# Source data
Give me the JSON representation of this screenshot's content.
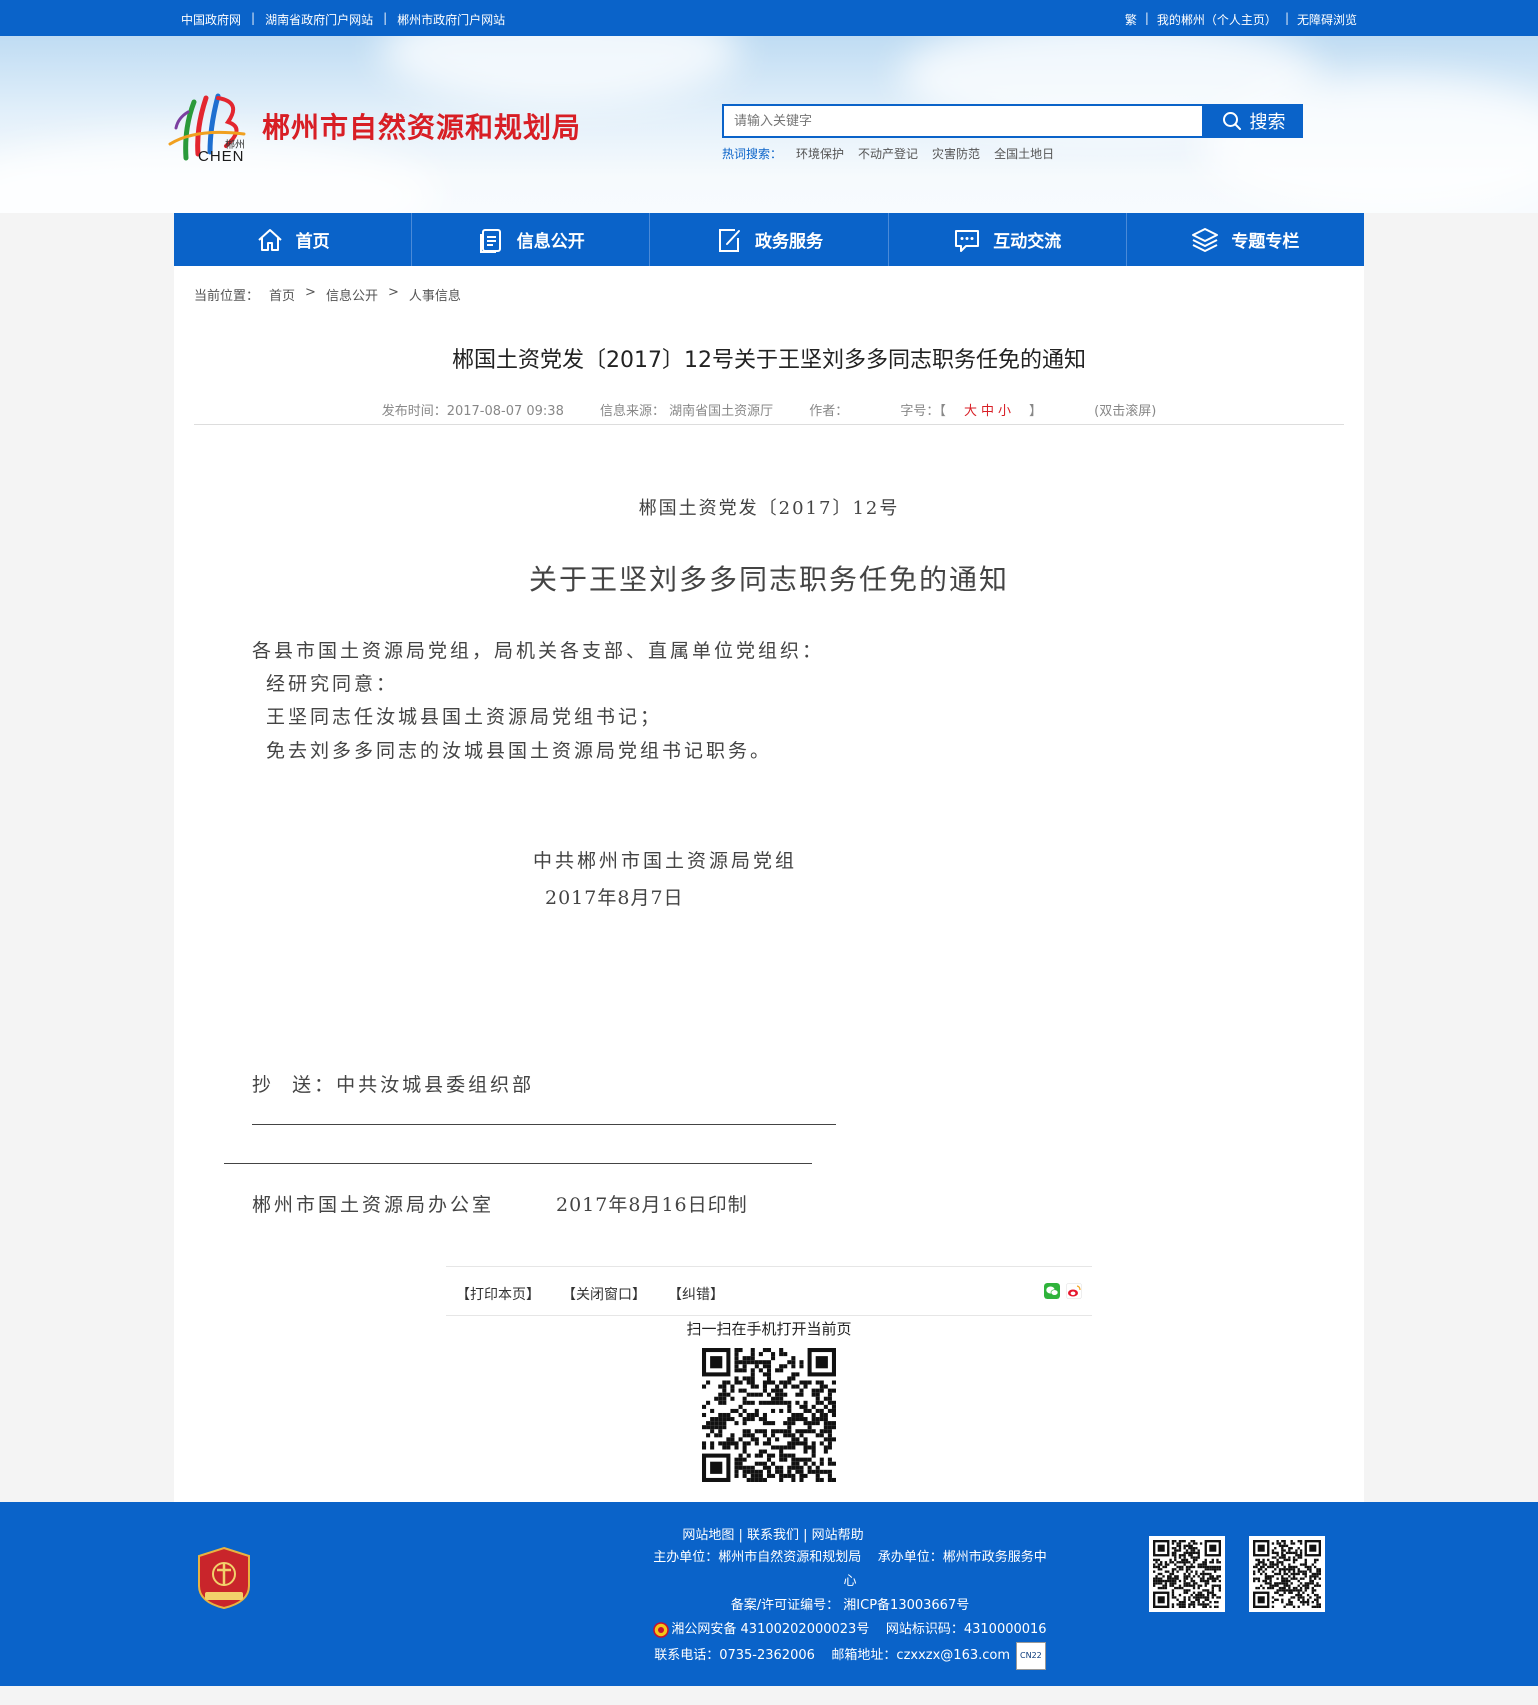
{
  "topbar": {
    "left_links": [
      "中国政府网",
      "湖南省政府门户网站",
      "郴州市政府门户网站"
    ],
    "right_links": [
      "繁",
      "我的郴州（个人主页）",
      "无障碍浏览"
    ],
    "separator": "|"
  },
  "header": {
    "logo_cn": "郴州",
    "logo_en": "CHEN",
    "site_title": "郴州市自然资源和规划局",
    "search_placeholder": "请输入关键字",
    "search_button": "搜索",
    "hot_label": "热词搜索：",
    "hot_words": [
      "环境保护",
      "不动产登记",
      "灾害防范",
      "全国土地日"
    ]
  },
  "nav": {
    "items": [
      {
        "label": "首页",
        "icon": "home-icon"
      },
      {
        "label": "信息公开",
        "icon": "document-icon"
      },
      {
        "label": "政务服务",
        "icon": "edit-icon"
      },
      {
        "label": "互动交流",
        "icon": "chat-icon"
      },
      {
        "label": "专题专栏",
        "icon": "layers-icon"
      }
    ]
  },
  "breadcrumb": {
    "label": "当前位置：",
    "items": [
      "首页",
      "信息公开",
      "人事信息"
    ],
    "sep": ">"
  },
  "article": {
    "title": "郴国土资党发〔2017〕12号关于王坚刘多多同志职务任免的通知",
    "publish": "发布时间：2017-08-07 09:38",
    "source": "信息来源： 湖南省国土资源厅",
    "author": "作者：",
    "font_label": "字号：【",
    "font_large": "大",
    "font_mid": "中",
    "font_small": "小",
    "font_end": "】",
    "dblclick": "(双击滚屏)"
  },
  "doc": {
    "number": "郴国土资党发〔2017〕12号",
    "title": "关于王坚刘多多同志职务任免的通知",
    "salutation": "各县市国土资源局党组，局机关各支部、直属单位党组织：",
    "lines": [
      "经研究同意：",
      "王坚同志任汝城县国土资源局党组书记；",
      "免去刘多多同志的汝城县国土资源局党组书记职务。"
    ],
    "signature": "中共郴州市国土资源局党组",
    "date": "2017年8月7日",
    "cc": "抄  送：中共汝城县委组织部",
    "office": "郴州市国土资源局办公室",
    "print_date": "2017年8月16日印制"
  },
  "tools": {
    "print": "【打印本页】",
    "close": "【关闭窗口】",
    "error": "【纠错】",
    "scan": "扫一扫在手机打开当前页"
  },
  "footer": {
    "links": "网站地图 | 联系我们 | 网站帮助",
    "host_line1": "主办单位：郴州市自然资源和规划局    承办单位：郴州市政务服务中",
    "host_line2": "心",
    "icp": "备案/许可证编号： 湘ICP备13003667号",
    "police": "湘公网安备 43100202000023号    网站标识码：4310000016",
    "contact": "联系电话：0735-2362006    邮箱地址：czxxzx@163.com",
    "badge": "CN22"
  },
  "colors": {
    "primary": "#0a63c9",
    "accent_red": "#d81e25"
  }
}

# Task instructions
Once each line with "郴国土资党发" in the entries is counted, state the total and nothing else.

# Task answer
2